Easy-read Bible: divided into six paperbacks

Why are Bibles so unreadable, to perhaps a majority of people?  Possibly it is partly due to the fact that most Bibles contain an relatively huge amount of content, much higher page density, smaller type, and unfamiliar paragraph and page layout, compared to virtually any other contemporary book. I hesitate to second-guess the large and sophisticated Bible-publishing industry; but as a designer, I have to at least wonder, if Bible readership is the goal, why are readers usually being offered such unwieldy and illegible volumes to read from?

So this suggests an experiment.

The design issues above mostly result from trying to force the entire Bible into a single, portable volume. But why the determination to do this? After all, most educated people know that what we call “the Bible” is a compendium of different writings from different times and contexts. Nonetheless, when it comes to Bible publishing, there seems to be an overwhelming preference, or call it compulsion, or perhaps economic logic, to pack it all into one volume. Thus the Bible edition — familiar to many of us from Gideon’s Bibles in hotel rooms, or the family bookshelf, etc. — with usually King James Version text, printed 2 columns per page, with each new sentence or “verse” numbered and starting on a new line.

Key design factors, for anyone seeking to increase readibility:

  1. choice of translation (if any);
  2. lineation: are sentences gathered into paragraph, or each one given a new line?  
  3. page layout: one column or multiple;
  4. number of volumes: one or multiple.

In many years of looking for Bible editions in bookstores used and new, I’ve found that paragraph and single-column layouts are unusual, and multi-volume complete Bibles are quite rare (correct me on that, bibliophiles, if need be!). More to the point, I’ve simply never found the reading Bible that I want: a King James Version, paragraph single-column format, in a edition of 4-6 volumes, with readable type size and no show-through on the paper.

So, I decided to make my own.

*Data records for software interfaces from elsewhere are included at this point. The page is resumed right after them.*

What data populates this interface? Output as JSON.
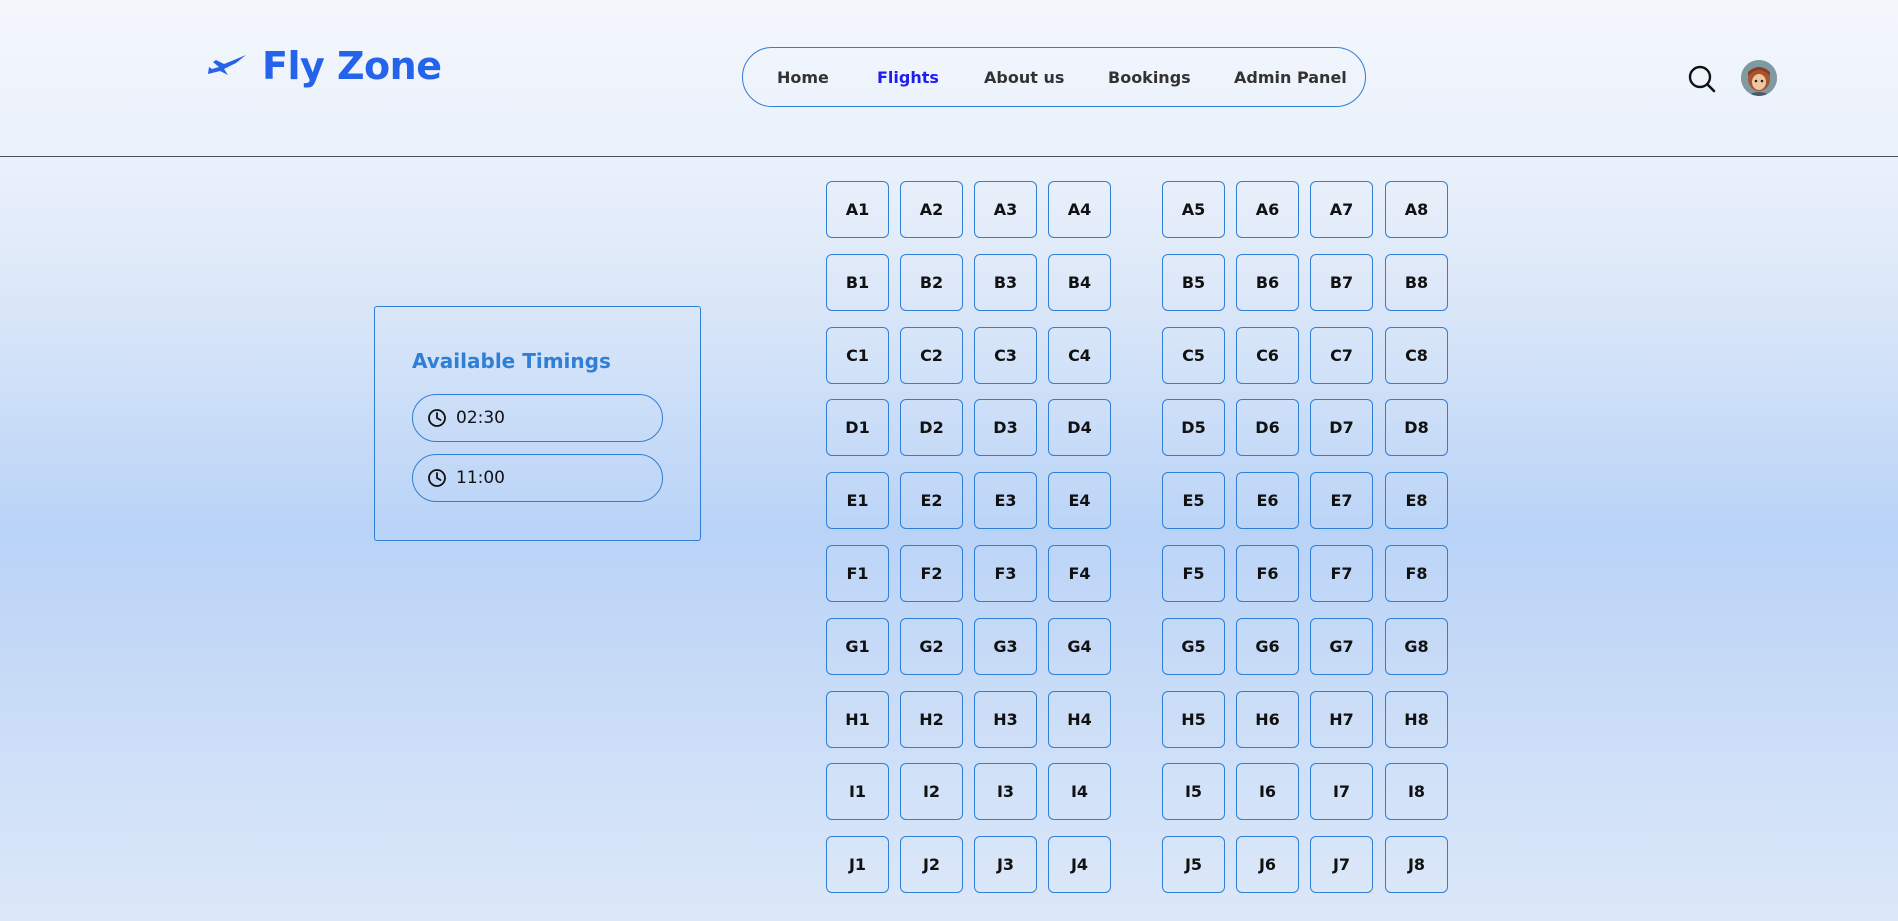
{
  "brand": {
    "name": "Fly Zone",
    "icon": "plane-icon",
    "color": "#2563eb"
  },
  "nav": {
    "items": [
      {
        "label": "Home",
        "active": false
      },
      {
        "label": "Flights",
        "active": true
      },
      {
        "label": "About us",
        "active": false
      },
      {
        "label": "Bookings",
        "active": false
      },
      {
        "label": "Admin Panel",
        "active": false
      }
    ]
  },
  "header_actions": {
    "search_icon": "search-icon",
    "avatar": "user-avatar"
  },
  "timings": {
    "title": "Available Timings",
    "slots": [
      {
        "time": "02:30",
        "icon": "clock-icon"
      },
      {
        "time": "11:00",
        "icon": "clock-icon"
      }
    ]
  },
  "seats": {
    "rows": [
      "A",
      "B",
      "C",
      "D",
      "E",
      "F",
      "G",
      "H",
      "I",
      "J"
    ],
    "left_columns": [
      "1",
      "2",
      "3",
      "4"
    ],
    "right_columns": [
      "5",
      "6",
      "7",
      "8"
    ]
  },
  "colors": {
    "accent": "#2f7fd6",
    "active_nav": "#1d1ef0"
  }
}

Historical note: Bible design exerts a fascination over many book designers, quite independent of any religious or even literary interest in the text. That is because the Bible is widely considered to be the ultimate challenge in book design — and a challenge with centuries of fascinating history behind it. It’s something like the Ur-text of book design: still, the most widely printed book in the world, every year for centuries.

Ok, so, I started with Penguin’s paperback edition of the The New Cambridge Paragraph Bible (2005, edited by David Norton), below. This edition traces its lineage to the landmark 1873 Cambridge Paragraph Bible, edited by F. H. A. Scrivener. (see this good BibleDesignBlog post about CPB and other full-paragraph Bible editions).

Like the 1873 edition, it is a King James Version text, printed one column per page, and with prose sentences gathered into paragraphs (rather than each on a new, numbered line). These two reforms bring the presentation much closer to 19th / 20th Century book-design norm.

The_Bible__Penguin_Classics___Anonymous__David_Norton__9780141441511__Amazon_com__Books

Then, I literally cut the book into sections, cutting through the spine with an X-acto knife.  This produced separate book segments for front matter, back matter, and six other sections. Then I applied new wrappers (i.e. wraparound paper covers) made of 120-lb cardstock, which I pre-scored to produce flat spines of appropriate width.   The front matter and back matter, I recombined into one booklet.

The end result:  a King James Version Bible, in readable, paragraph, single-column layout; divided into six easy-to-handle paperbacks.

The division into volumes was my determination, but for simplicity’s sake it keeps books in the same order as the Cambridge/Penguin source volume.  The volumes are:

  1. The Pentateuch;
  2. Former Prophets, Chronicles;
  3. Wisdom Writings;
  4. Latter Prophets;
  5. Apocrypha;
  6. New Testament.

At last, a Bible edition that feels much like a contemporary paperback novel (or set of novels). I happen to think there is an untapped market for an edition like this, for people like me; but again, it’s hard to believe that Zondervan and other other big Bible publishers have not already considered it carefully. If not, have your people call my people. I’ll be enjoying my beautifully readable edition.